|The Night Watchman|
The watchman gets sick, so his son Tommy Cat is enlisted to watch the kitchen. When the gangland-style mice find out that he's the one on duty, they try to take over.
- (1991) LaserDisc - The Golden Age of Looney Tunes, Volume 1, Side 5: Chuck Jones
- (1991) VHS - The Golden Age of Looney Tunes, Volume 5
- (2006) DVD - A Slight Case of Murder (USA 1995 Turner print added as a bonus)
- (2006) DVD - Looney Tunes Golden Collection: Volume 4, Disc 4 (Original Opening, Credits and Ending; Restored)
On the now-defunct WB channel, the sequence near the end of the short where Tommy Cat punches the mice was shortened.
- The recreated blue ribbon card had the VITAPHONE rings from "Count Me Out" for unknown reasons.
- While the USA Turner print has borders in the recreated WB shield and preserves the original 1938-41 Merrie Melodies ending music cue, the EU Turner print, on the other hand, has no borders in recreated WB shield and has the 1941-55 Merrie Melodies ending music cue replacing the original ending music cue.[citation needed|date=]
- When Frank Tashlin left Termite Terrace after producing "You're an Education", Leon Schlesinger had to find a new animation director to take Tashlin's spot. Schlesinger approached Robert McKimson, but McKimson declined the offer, allowing the offer to go to Chuck Jones. As such, "The Night Watchman" was the first short to be directed by Jones (credited as Charles Jones up until 1941), after he was promoted from an animator (where he was under Tex Avery and Bob Clampett's units).
- This short was the first to make use of the 1938-39 green and yellow Color Rings with a black background and the shield was reverted to red, which would be used until September 1939.
- For both American and European "dubbed versions" created by Turner Entertainment, recreated Blue Ribbon title cards were made for this short and "Daffy Duck & Egghead". For the 2006 DVD release, the original opening, credits, and ending title cards were found for this short.
- This was Margaret Talbot's (née Peggy Hill) first short for Chuck Jones, later to do the voice of Sniffles the Mouse. Co-incidentally, Tommy Cat bears some facial resemblance to Sniffles, as he served as a prototype for the character.[citation needed|date=]

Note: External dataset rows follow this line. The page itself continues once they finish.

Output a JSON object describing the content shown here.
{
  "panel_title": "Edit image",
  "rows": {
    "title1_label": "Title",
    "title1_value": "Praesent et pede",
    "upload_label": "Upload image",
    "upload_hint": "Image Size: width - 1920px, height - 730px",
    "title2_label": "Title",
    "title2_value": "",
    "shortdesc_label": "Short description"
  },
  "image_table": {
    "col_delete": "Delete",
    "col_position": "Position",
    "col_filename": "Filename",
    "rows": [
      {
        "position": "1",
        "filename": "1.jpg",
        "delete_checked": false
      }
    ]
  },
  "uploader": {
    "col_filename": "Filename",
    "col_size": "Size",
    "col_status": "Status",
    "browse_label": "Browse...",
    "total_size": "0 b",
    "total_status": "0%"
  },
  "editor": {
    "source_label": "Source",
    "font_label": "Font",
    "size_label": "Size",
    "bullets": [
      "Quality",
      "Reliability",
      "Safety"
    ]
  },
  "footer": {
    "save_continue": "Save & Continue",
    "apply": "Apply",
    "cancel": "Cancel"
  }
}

- Much like "Ain't We Got Fun", this short features mice in villain roles rather than the cats. Jones would use similar role reversals in cat-and-mouse in "Scaredy Cat", "Kiss Me Cat" and "Claws for Alarm".
- The scene where the lead gangland mouse pulls of the button from Tommy Cat's suspenders (and Tommy Cat doing the same thing to the lead gangland mouse at the end) is a partial reference to the Mickey Mouse short "Mickey's Rival" by rival studio Disney, where Mortimer Mouse pulls off the buttons from Mickey's shorts.